◆ **What needs to be done**
Repeat the entries below exactly as they appear, with no pictures.

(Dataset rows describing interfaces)

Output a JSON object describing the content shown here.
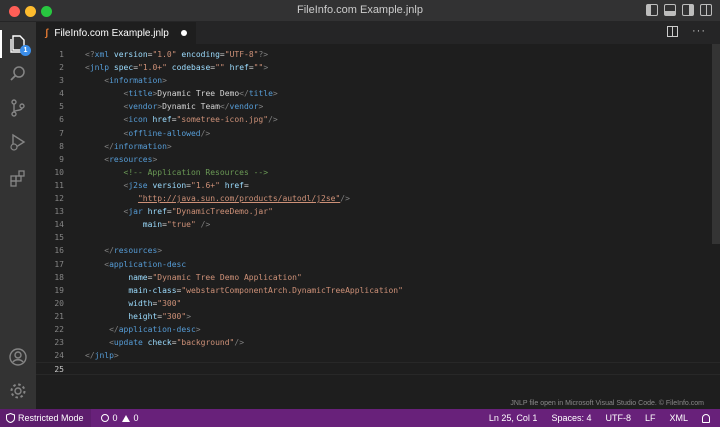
{
  "window": {
    "title": "FileInfo.com Example.jnlp"
  },
  "activity": {
    "explorer_badge": "1"
  },
  "tab": {
    "file_icon": "ʃ",
    "label": "FileInfo.com Example.jnlp",
    "more": "···"
  },
  "editor": {
    "lines": [
      {
        "n": "1",
        "parts": [
          [
            "pun",
            "<?"
          ],
          [
            "tag",
            "xml"
          ],
          [
            "plain",
            " "
          ],
          [
            "attr",
            "version"
          ],
          [
            "plain",
            "="
          ],
          [
            "str",
            "\"1.0\""
          ],
          [
            "plain",
            " "
          ],
          [
            "attr",
            "encoding"
          ],
          [
            "plain",
            "="
          ],
          [
            "str",
            "\"UTF-8\""
          ],
          [
            "pun",
            "?>"
          ]
        ]
      },
      {
        "n": "2",
        "parts": [
          [
            "pun",
            "<"
          ],
          [
            "tag",
            "jnlp"
          ],
          [
            "plain",
            " "
          ],
          [
            "attr",
            "spec"
          ],
          [
            "plain",
            "="
          ],
          [
            "str",
            "\"1.0+\""
          ],
          [
            "plain",
            " "
          ],
          [
            "attr",
            "codebase"
          ],
          [
            "plain",
            "="
          ],
          [
            "str",
            "\"\""
          ],
          [
            "plain",
            " "
          ],
          [
            "attr",
            "href"
          ],
          [
            "plain",
            "="
          ],
          [
            "str",
            "\"\""
          ],
          [
            "pun",
            ">"
          ]
        ]
      },
      {
        "n": "3",
        "parts": [
          [
            "plain",
            "    "
          ],
          [
            "pun",
            "<"
          ],
          [
            "tag",
            "information"
          ],
          [
            "pun",
            ">"
          ]
        ]
      },
      {
        "n": "4",
        "parts": [
          [
            "plain",
            "        "
          ],
          [
            "pun",
            "<"
          ],
          [
            "tag",
            "title"
          ],
          [
            "pun",
            ">"
          ],
          [
            "plain",
            "Dynamic Tree Demo"
          ],
          [
            "pun",
            "</"
          ],
          [
            "tag",
            "title"
          ],
          [
            "pun",
            ">"
          ]
        ]
      },
      {
        "n": "5",
        "parts": [
          [
            "plain",
            "        "
          ],
          [
            "pun",
            "<"
          ],
          [
            "tag",
            "vendor"
          ],
          [
            "pun",
            ">"
          ],
          [
            "plain",
            "Dynamic Team"
          ],
          [
            "pun",
            "</"
          ],
          [
            "tag",
            "vendor"
          ],
          [
            "pun",
            ">"
          ]
        ]
      },
      {
        "n": "6",
        "parts": [
          [
            "plain",
            "        "
          ],
          [
            "pun",
            "<"
          ],
          [
            "tag",
            "icon"
          ],
          [
            "plain",
            " "
          ],
          [
            "attr",
            "href"
          ],
          [
            "plain",
            "="
          ],
          [
            "str",
            "\"sometree-icon.jpg\""
          ],
          [
            "pun",
            "/>"
          ]
        ]
      },
      {
        "n": "7",
        "parts": [
          [
            "plain",
            "        "
          ],
          [
            "pun",
            "<"
          ],
          [
            "tag",
            "offline-allowed"
          ],
          [
            "pun",
            "/>"
          ]
        ]
      },
      {
        "n": "8",
        "parts": [
          [
            "plain",
            "    "
          ],
          [
            "pun",
            "</"
          ],
          [
            "tag",
            "information"
          ],
          [
            "pun",
            ">"
          ]
        ]
      },
      {
        "n": "9",
        "parts": [
          [
            "plain",
            "    "
          ],
          [
            "pun",
            "<"
          ],
          [
            "tag",
            "resources"
          ],
          [
            "pun",
            ">"
          ]
        ]
      },
      {
        "n": "10",
        "parts": [
          [
            "plain",
            "        "
          ],
          [
            "com",
            "<!-- Application Resources -->"
          ]
        ]
      },
      {
        "n": "11",
        "parts": [
          [
            "plain",
            "        "
          ],
          [
            "pun",
            "<"
          ],
          [
            "tag",
            "j2se"
          ],
          [
            "plain",
            " "
          ],
          [
            "attr",
            "version"
          ],
          [
            "plain",
            "="
          ],
          [
            "str",
            "\"1.6+\""
          ],
          [
            "plain",
            " "
          ],
          [
            "attr",
            "href"
          ],
          [
            "plain",
            "="
          ]
        ]
      },
      {
        "n": "12",
        "parts": [
          [
            "plain",
            "           "
          ],
          [
            "url",
            "\"http://java.sun.com/products/autodl/j2se\""
          ],
          [
            "pun",
            "/>"
          ]
        ]
      },
      {
        "n": "13",
        "parts": [
          [
            "plain",
            "        "
          ],
          [
            "pun",
            "<"
          ],
          [
            "tag",
            "jar"
          ],
          [
            "plain",
            " "
          ],
          [
            "attr",
            "href"
          ],
          [
            "plain",
            "="
          ],
          [
            "str",
            "\"DynamicTreeDemo.jar\""
          ]
        ]
      },
      {
        "n": "14",
        "parts": [
          [
            "plain",
            "            "
          ],
          [
            "attr",
            "main"
          ],
          [
            "plain",
            "="
          ],
          [
            "str",
            "\"true\""
          ],
          [
            "plain",
            " "
          ],
          [
            "pun",
            "/>"
          ]
        ]
      },
      {
        "n": "15",
        "parts": []
      },
      {
        "n": "16",
        "parts": [
          [
            "plain",
            "    "
          ],
          [
            "pun",
            "</"
          ],
          [
            "tag",
            "resources"
          ],
          [
            "pun",
            ">"
          ]
        ]
      },
      {
        "n": "17",
        "parts": [
          [
            "plain",
            "    "
          ],
          [
            "pun",
            "<"
          ],
          [
            "tag",
            "application-desc"
          ]
        ]
      },
      {
        "n": "18",
        "parts": [
          [
            "plain",
            "         "
          ],
          [
            "attr",
            "name"
          ],
          [
            "plain",
            "="
          ],
          [
            "str",
            "\"Dynamic Tree Demo Application\""
          ]
        ]
      },
      {
        "n": "19",
        "parts": [
          [
            "plain",
            "         "
          ],
          [
            "attr",
            "main-class"
          ],
          [
            "plain",
            "="
          ],
          [
            "str",
            "\"webstartComponentArch.DynamicTreeApplication\""
          ]
        ]
      },
      {
        "n": "20",
        "parts": [
          [
            "plain",
            "         "
          ],
          [
            "attr",
            "width"
          ],
          [
            "plain",
            "="
          ],
          [
            "str",
            "\"300\""
          ]
        ]
      },
      {
        "n": "21",
        "parts": [
          [
            "plain",
            "         "
          ],
          [
            "attr",
            "height"
          ],
          [
            "plain",
            "="
          ],
          [
            "str",
            "\"300\""
          ],
          [
            "pun",
            ">"
          ]
        ]
      },
      {
        "n": "22",
        "parts": [
          [
            "plain",
            "     "
          ],
          [
            "pun",
            "</"
          ],
          [
            "tag",
            "application-desc"
          ],
          [
            "pun",
            ">"
          ]
        ]
      },
      {
        "n": "23",
        "parts": [
          [
            "plain",
            "     "
          ],
          [
            "pun",
            "<"
          ],
          [
            "tag",
            "update"
          ],
          [
            "plain",
            " "
          ],
          [
            "attr",
            "check"
          ],
          [
            "plain",
            "="
          ],
          [
            "str",
            "\"background\""
          ],
          [
            "pun",
            "/>"
          ]
        ]
      },
      {
        "n": "24",
        "parts": [
          [
            "pun",
            "</"
          ],
          [
            "tag",
            "jnlp"
          ],
          [
            "pun",
            ">"
          ]
        ]
      },
      {
        "n": "25",
        "parts": [],
        "current": true
      }
    ],
    "watermark": "JNLP file open in Microsoft Visual Studio Code. © FileInfo.com"
  },
  "status": {
    "restricted": "Restricted Mode",
    "errors": "0",
    "warnings": "0",
    "position": "Ln 25, Col 1",
    "spaces": "Spaces: 4",
    "encoding": "UTF-8",
    "eol": "LF",
    "language": "XML"
  }
}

◆ **Result of the exercise**
Output a JSON object describing the content shown here.
{
  "window": {
    "title": "FileInfo.com Example.jnlp"
  },
  "activity": {
    "explorer_badge": "1"
  },
  "tab": {
    "file_icon": "ʃ",
    "label": "FileInfo.com Example.jnlp",
    "more": "···"
  },
  "editor": {
    "lines": [
      {
        "n": "1",
        "parts": [
          [
            "pun",
            "<?"
          ],
          [
            "tag",
            "xml"
          ],
          [
            "plain",
            " "
          ],
          [
            "attr",
            "version"
          ],
          [
            "plain",
            "="
          ],
          [
            "str",
            "\"1.0\""
          ],
          [
            "plain",
            " "
          ],
          [
            "attr",
            "encoding"
          ],
          [
            "plain",
            "="
          ],
          [
            "str",
            "\"UTF-8\""
          ],
          [
            "pun",
            "?>"
          ]
        ]
      },
      {
        "n": "2",
        "parts": [
          [
            "pun",
            "<"
          ],
          [
            "tag",
            "jnlp"
          ],
          [
            "plain",
            " "
          ],
          [
            "attr",
            "spec"
          ],
          [
            "plain",
            "="
          ],
          [
            "str",
            "\"1.0+\""
          ],
          [
            "plain",
            " "
          ],
          [
            "attr",
            "codebase"
          ],
          [
            "plain",
            "="
          ],
          [
            "str",
            "\"\""
          ],
          [
            "plain",
            " "
          ],
          [
            "attr",
            "href"
          ],
          [
            "plain",
            "="
          ],
          [
            "str",
            "\"\""
          ],
          [
            "pun",
            ">"
          ]
        ]
      },
      {
        "n": "3",
        "parts": [
          [
            "plain",
            "    "
          ],
          [
            "pun",
            "<"
          ],
          [
            "tag",
            "information"
          ],
          [
            "pun",
            ">"
          ]
        ]
      },
      {
        "n": "4",
        "parts": [
          [
            "plain",
            "        "
          ],
          [
            "pun",
            "<"
          ],
          [
            "tag",
            "title"
          ],
          [
            "pun",
            ">"
          ],
          [
            "plain",
            "Dynamic Tree Demo"
          ],
          [
            "pun",
            "</"
          ],
          [
            "tag",
            "title"
          ],
          [
            "pun",
            ">"
          ]
        ]
      },
      {
        "n": "5",
        "parts": [
          [
            "plain",
            "        "
          ],
          [
            "pun",
            "<"
          ],
          [
            "tag",
            "vendor"
          ],
          [
            "pun",
            ">"
          ],
          [
            "plain",
            "Dynamic Team"
          ],
          [
            "pun",
            "</"
          ],
          [
            "tag",
            "vendor"
          ],
          [
            "pun",
            ">"
          ]
        ]
      },
      {
        "n": "6",
        "parts": [
          [
            "plain",
            "        "
          ],
          [
            "pun",
            "<"
          ],
          [
            "tag",
            "icon"
          ],
          [
            "plain",
            " "
          ],
          [
            "attr",
            "href"
          ],
          [
            "plain",
            "="
          ],
          [
            "str",
            "\"sometree-icon.jpg\""
          ],
          [
            "pun",
            "/>"
          ]
        ]
      },
      {
        "n": "7",
        "parts": [
          [
            "plain",
            "        "
          ],
          [
            "pun",
            "<"
          ],
          [
            "tag",
            "offline-allowed"
          ],
          [
            "pun",
            "/>"
          ]
        ]
      },
      {
        "n": "8",
        "parts": [
          [
            "plain",
            "    "
          ],
          [
            "pun",
            "</"
          ],
          [
            "tag",
            "information"
          ],
          [
            "pun",
            ">"
          ]
        ]
      },
      {
        "n": "9",
        "parts": [
          [
            "plain",
            "    "
          ],
          [
            "pun",
            "<"
          ],
          [
            "tag",
            "resources"
          ],
          [
            "pun",
            ">"
          ]
        ]
      },
      {
        "n": "10",
        "parts": [
          [
            "plain",
            "        "
          ],
          [
            "com",
            "<!-- Application Resources -->"
          ]
        ]
      },
      {
        "n": "11",
        "parts": [
          [
            "plain",
            "        "
          ],
          [
            "pun",
            "<"
          ],
          [
            "tag",
            "j2se"
          ],
          [
            "plain",
            " "
          ],
          [
            "attr",
            "version"
          ],
          [
            "plain",
            "="
          ],
          [
            "str",
            "\"1.6+\""
          ],
          [
            "plain",
            " "
          ],
          [
            "attr",
            "href"
          ],
          [
            "plain",
            "="
          ]
        ]
      },
      {
        "n": "12",
        "parts": [
          [
            "plain",
            "           "
          ],
          [
            "url",
            "\"http://java.sun.com/products/autodl/j2se\""
          ],
          [
            "pun",
            "/>"
          ]
        ]
      },
      {
        "n": "13",
        "parts": [
          [
            "plain",
            "        "
          ],
          [
            "pun",
            "<"
          ],
          [
            "tag",
            "jar"
          ],
          [
            "plain",
            " "
          ],
          [
            "attr",
            "href"
          ],
          [
            "plain",
            "="
          ],
          [
            "str",
            "\"DynamicTreeDemo.jar\""
          ]
        ]
      },
      {
        "n": "14",
        "parts": [
          [
            "plain",
            "            "
          ],
          [
            "attr",
            "main"
          ],
          [
            "plain",
            "="
          ],
          [
            "str",
            "\"true\""
          ],
          [
            "plain",
            " "
          ],
          [
            "pun",
            "/>"
          ]
        ]
      },
      {
        "n": "15",
        "parts": []
      },
      {
        "n": "16",
        "parts": [
          [
            "plain",
            "    "
          ],
          [
            "pun",
            "</"
          ],
          [
            "tag",
            "resources"
          ],
          [
            "pun",
            ">"
          ]
        ]
      },
      {
        "n": "17",
        "parts": [
          [
            "plain",
            "    "
          ],
          [
            "pun",
            "<"
          ],
          [
            "tag",
            "application-desc"
          ]
        ]
      },
      {
        "n": "18",
        "parts": [
          [
            "plain",
            "         "
          ],
          [
            "attr",
            "name"
          ],
          [
            "plain",
            "="
          ],
          [
            "str",
            "\"Dynamic Tree Demo Application\""
          ]
        ]
      },
      {
        "n": "19",
        "parts": [
          [
            "plain",
            "         "
          ],
          [
            "attr",
            "main-class"
          ],
          [
            "plain",
            "="
          ],
          [
            "str",
            "\"webstartComponentArch.DynamicTreeApplication\""
          ]
        ]
      },
      {
        "n": "20",
        "parts": [
          [
            "plain",
            "         "
          ],
          [
            "attr",
            "width"
          ],
          [
            "plain",
            "="
          ],
          [
            "str",
            "\"300\""
          ]
        ]
      },
      {
        "n": "21",
        "parts": [
          [
            "plain",
            "         "
          ],
          [
            "attr",
            "height"
          ],
          [
            "plain",
            "="
          ],
          [
            "str",
            "\"300\""
          ],
          [
            "pun",
            ">"
          ]
        ]
      },
      {
        "n": "22",
        "parts": [
          [
            "plain",
            "     "
          ],
          [
            "pun",
            "</"
          ],
          [
            "tag",
            "application-desc"
          ],
          [
            "pun",
            ">"
          ]
        ]
      },
      {
        "n": "23",
        "parts": [
          [
            "plain",
            "     "
          ],
          [
            "pun",
            "<"
          ],
          [
            "tag",
            "update"
          ],
          [
            "plain",
            " "
          ],
          [
            "attr",
            "check"
          ],
          [
            "plain",
            "="
          ],
          [
            "str",
            "\"background\""
          ],
          [
            "pun",
            "/>"
          ]
        ]
      },
      {
        "n": "24",
        "parts": [
          [
            "pun",
            "</"
          ],
          [
            "tag",
            "jnlp"
          ],
          [
            "pun",
            ">"
          ]
        ]
      },
      {
        "n": "25",
        "parts": [],
        "current": true
      }
    ],
    "watermark": "JNLP file open in Microsoft Visual Studio Code. © FileInfo.com"
  },
  "status": {
    "restricted": "Restricted Mode",
    "errors": "0",
    "warnings": "0",
    "position": "Ln 25, Col 1",
    "spaces": "Spaces: 4",
    "encoding": "UTF-8",
    "eol": "LF",
    "language": "XML"
  }
}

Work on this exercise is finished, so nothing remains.